Students are adapting well to the new preference-based computer system after rising seniors applied for on-campus housing last week, said Seth Weinshel, assignments director of GW Housing Programs.
Whereas students previously chose available rooms during time slots governed by randomly assigned numbers, the new assignment system called iHousing uses a computer program to make assignments based on individual preferences of buildings, room sizes and roommates.
“We’ve done everything we need to do to make the system as not confusing as possible,” Weinshel said. “We haven’t heard people say ‘This was hard to figure out.'”

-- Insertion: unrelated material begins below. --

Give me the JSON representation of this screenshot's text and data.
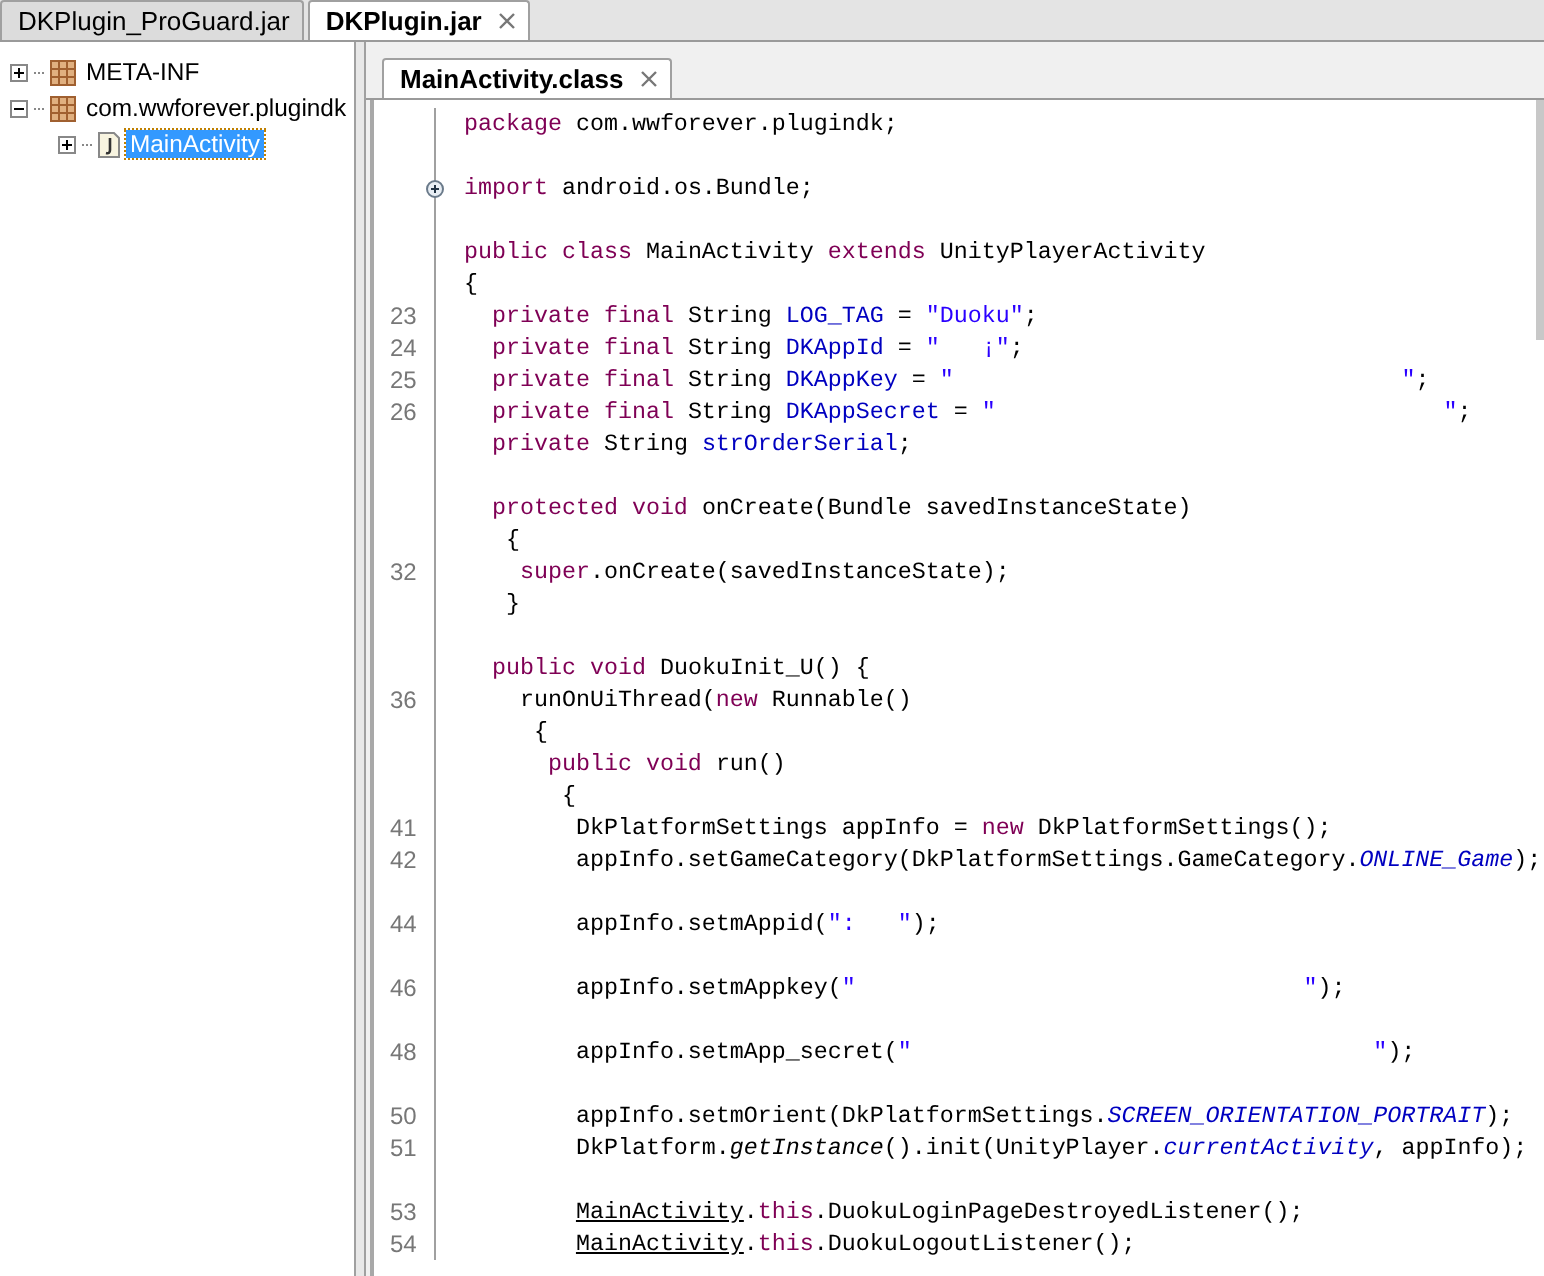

Although the process is different from what students have experienced in the past, Weinshel said students shouldn’t be confused as iHousing is a very similar system to freshman housing selection. About 80 percent of rising seniors completed online housing applications last week. The other 20 percent are either planning to live off campus or failed to complete their forms on time.
Weinshel added that GW Housing Programs has dedicated many hours toward educating students on the new system. He said students that are constantly in contact with other students, such as Residential Property Management staff and members of the Student Association, all received training on the new program.
GW Housing Programs recommends students choose at least five preferences. Most students have chosen five to seven, but preferences can range from one to 17.
On March 29, most students applying for on-campus housing will receive an assignment. Some students, however, will be placed on a wait list because the computer system could not match an available room with their preferences.
Rising sophomores not receiving a housing assignment go onto a guaranteed wait list because of a zoning agreement requiring all underclassmen to be housed on campus. Weinshel said he does not expect there to be a wait list for rising sophomores, but it is a possibility. He said he expects a non-guaranteed wait list for rising upperclassmen.
Weinshel was also confident that GW Housing Programs will be able to find assignments for upperclassmen on the non-guaranteed wait list that includes students wanting to live on campus. He said that 90 percent of students who did not get an initial assignment last year were placed in housing.
Many of those who were not placed simply had unrealistic standards, Weinshel added. “(If) they only want to live in a single with (a) kitchen, we’ll most likely be unable to accommodate them,” he said.
One of the organizations that worked to get the University’s housing assignment system changed is the Residence Hall Association, a student group that works with GW Housing Programs. RHA President Hayley Haldeman said she has heard mostly good things from students.
“For the most part a lot of the people that I’ve talked to have said more or less it’s pretty easy,” Haldeman, a sophomore, said. “I think in general there is sort of a wave of calm about this.”
She added that students wishing to guarantee their top choice can participate in the Martha’s Marathon housing number raffle and auction Friday. The No. 1 and 2 assignments will be raffled off and assignments three through five will be auctioned to the highest bidder. The computer assignment system has been programmed to assign those who win the raffles and auctions in order and then process the rest of the students’ requests.
Last year’s highest bid last year was $7,000, Haldeman said.
Haldeman said she and other members of the RHA have been getting the word out to students to choose many preferences in order to allow the system to work well.
Rising senior Emily Narkis said she favors the new system because she doesn’t have any specific roommate preferences.
“I didn’t really have a lot of people I wanted to live with, so this system is better for that,” she said.
Narkis said the previous system didn’t stress her out more; it just took longer to get her assignment.
Even though junior David Margules had a group of roommates arranged, he said he wasn’t concerned that he’d be worse off with the new system. He said he and his three friends chose the recommended seven preferences even though it meant choosing rooms he wasn’t interested in.
“They said seven choices so that’s what we did. I don’t think they’re going to use it against me,” Margules said.